> [SOURCE DATA]:
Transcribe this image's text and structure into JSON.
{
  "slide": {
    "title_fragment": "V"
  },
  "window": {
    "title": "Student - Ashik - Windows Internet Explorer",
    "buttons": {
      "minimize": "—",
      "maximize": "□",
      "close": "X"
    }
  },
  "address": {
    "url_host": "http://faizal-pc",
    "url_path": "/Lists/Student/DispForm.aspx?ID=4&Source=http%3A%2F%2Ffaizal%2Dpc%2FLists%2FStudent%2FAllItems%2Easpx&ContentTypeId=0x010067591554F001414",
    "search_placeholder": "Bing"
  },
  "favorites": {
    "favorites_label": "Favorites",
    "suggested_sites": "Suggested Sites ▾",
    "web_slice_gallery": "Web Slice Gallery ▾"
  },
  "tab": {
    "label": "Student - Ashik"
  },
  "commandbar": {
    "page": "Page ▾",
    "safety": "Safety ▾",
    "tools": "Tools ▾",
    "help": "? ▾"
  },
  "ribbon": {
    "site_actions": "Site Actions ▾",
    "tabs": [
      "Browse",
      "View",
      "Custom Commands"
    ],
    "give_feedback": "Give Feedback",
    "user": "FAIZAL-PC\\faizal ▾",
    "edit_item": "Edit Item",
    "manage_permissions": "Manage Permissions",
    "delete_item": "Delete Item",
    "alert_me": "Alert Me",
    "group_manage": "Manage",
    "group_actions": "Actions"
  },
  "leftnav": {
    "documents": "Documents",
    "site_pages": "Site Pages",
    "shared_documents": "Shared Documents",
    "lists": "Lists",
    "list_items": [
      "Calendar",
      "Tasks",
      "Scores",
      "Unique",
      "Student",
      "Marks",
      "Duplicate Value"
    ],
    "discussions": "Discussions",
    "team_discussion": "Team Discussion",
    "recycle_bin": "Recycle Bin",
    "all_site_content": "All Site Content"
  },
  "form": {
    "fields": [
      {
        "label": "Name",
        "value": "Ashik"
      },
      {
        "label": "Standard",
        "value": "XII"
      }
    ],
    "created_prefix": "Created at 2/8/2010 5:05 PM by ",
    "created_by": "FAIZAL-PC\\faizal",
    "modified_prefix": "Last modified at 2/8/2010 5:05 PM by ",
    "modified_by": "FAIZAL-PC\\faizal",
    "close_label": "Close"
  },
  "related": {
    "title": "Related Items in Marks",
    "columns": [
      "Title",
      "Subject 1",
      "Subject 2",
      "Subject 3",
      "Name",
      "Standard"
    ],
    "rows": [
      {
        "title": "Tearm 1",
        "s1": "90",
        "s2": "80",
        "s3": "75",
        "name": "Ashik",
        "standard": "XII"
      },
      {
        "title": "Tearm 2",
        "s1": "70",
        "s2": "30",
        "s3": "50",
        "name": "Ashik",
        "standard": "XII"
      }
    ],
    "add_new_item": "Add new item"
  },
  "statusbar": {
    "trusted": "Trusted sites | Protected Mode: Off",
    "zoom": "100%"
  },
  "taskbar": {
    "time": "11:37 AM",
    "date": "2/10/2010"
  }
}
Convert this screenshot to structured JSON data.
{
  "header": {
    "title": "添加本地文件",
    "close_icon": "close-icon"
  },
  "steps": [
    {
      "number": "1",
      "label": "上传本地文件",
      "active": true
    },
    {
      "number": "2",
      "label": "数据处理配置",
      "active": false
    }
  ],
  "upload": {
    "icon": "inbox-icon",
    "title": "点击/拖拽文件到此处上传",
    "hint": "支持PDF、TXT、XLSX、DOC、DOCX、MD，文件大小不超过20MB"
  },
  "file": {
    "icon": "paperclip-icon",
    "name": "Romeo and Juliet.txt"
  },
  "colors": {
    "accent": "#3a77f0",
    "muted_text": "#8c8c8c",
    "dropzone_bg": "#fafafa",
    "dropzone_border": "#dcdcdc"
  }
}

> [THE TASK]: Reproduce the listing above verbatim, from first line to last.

> [ANSWER AREA]:
Transcribe this image's text and structure into JSON.
{
  "slide": {
    "title_fragment": "V"
  },
  "window": {
    "title": "Student - Ashik - Windows Internet Explorer",
    "buttons": {
      "minimize": "—",
      "maximize": "□",
      "close": "X"
    }
  },
  "address": {
    "url_host": "http://faizal-pc",
    "url_path": "/Lists/Student/DispForm.aspx?ID=4&Source=http%3A%2F%2Ffaizal%2Dpc%2FLists%2FStudent%2FAllItems%2Easpx&ContentTypeId=0x010067591554F001414",
    "search_placeholder": "Bing"
  },
  "favorites": {
    "favorites_label": "Favorites",
    "suggested_sites": "Suggested Sites ▾",
    "web_slice_gallery": "Web Slice Gallery ▾"
  },
  "tab": {
    "label": "Student - Ashik"
  },
  "commandbar": {
    "page": "Page ▾",
    "safety": "Safety ▾",
    "tools": "Tools ▾",
    "help": "? ▾"
  },
  "ribbon": {
    "site_actions": "Site Actions ▾",
    "tabs": [
      "Browse",
      "View",
      "Custom Commands"
    ],
    "give_feedback": "Give Feedback",
    "user": "FAIZAL-PC\\faizal ▾",
    "edit_item": "Edit Item",
    "manage_permissions": "Manage Permissions",
    "delete_item": "Delete Item",
    "alert_me": "Alert Me",
    "group_manage": "Manage",
    "group_actions": "Actions"
  },
  "leftnav": {
    "documents": "Documents",
    "site_pages": "Site Pages",
    "shared_documents": "Shared Documents",
    "lists": "Lists",
    "list_items": [
      "Calendar",
      "Tasks",
      "Scores",
      "Unique",
      "Student",
      "Marks",
      "Duplicate Value"
    ],
    "discussions": "Discussions",
    "team_discussion": "Team Discussion",
    "recycle_bin": "Recycle Bin",
    "all_site_content": "All Site Content"
  },
  "form": {
    "fields": [
      {
        "label": "Name",
        "value": "Ashik"
      },
      {
        "label": "Standard",
        "value": "XII"
      }
    ],
    "created_prefix": "Created at 2/8/2010 5:05 PM by ",
    "created_by": "FAIZAL-PC\\faizal",
    "modified_prefix": "Last modified at 2/8/2010 5:05 PM by ",
    "modified_by": "FAIZAL-PC\\faizal",
    "close_label": "Close"
  },
  "related": {
    "title": "Related Items in Marks",
    "columns": [
      "Title",
      "Subject 1",
      "Subject 2",
      "Subject 3",
      "Name",
      "Standard"
    ],
    "rows": [
      {
        "title": "Tearm 1",
        "s1": "90",
        "s2": "80",
        "s3": "75",
        "name": "Ashik",
        "standard": "XII"
      },
      {
        "title": "Tearm 2",
        "s1": "70",
        "s2": "30",
        "s3": "50",
        "name": "Ashik",
        "standard": "XII"
      }
    ],
    "add_new_item": "Add new item"
  },
  "statusbar": {
    "trusted": "Trusted sites | Protected Mode: Off",
    "zoom": "100%"
  },
  "taskbar": {
    "time": "11:37 AM",
    "date": "2/10/2010"
  }
}
Convert this screenshot to structured JSON data.
{
  "header": {
    "title": "添加本地文件",
    "close_icon": "close-icon"
  },
  "steps": [
    {
      "number": "1",
      "label": "上传本地文件",
      "active": true
    },
    {
      "number": "2",
      "label": "数据处理配置",
      "active": false
    }
  ],
  "upload": {
    "icon": "inbox-icon",
    "title": "点击/拖拽文件到此处上传",
    "hint": "支持PDF、TXT、XLSX、DOC、DOCX、MD，文件大小不超过20MB"
  },
  "file": {
    "icon": "paperclip-icon",
    "name": "Romeo and Juliet.txt"
  },
  "colors": {
    "accent": "#3a77f0",
    "muted_text": "#8c8c8c",
    "dropzone_bg": "#fafafa",
    "dropzone_border": "#dcdcdc"
  }
}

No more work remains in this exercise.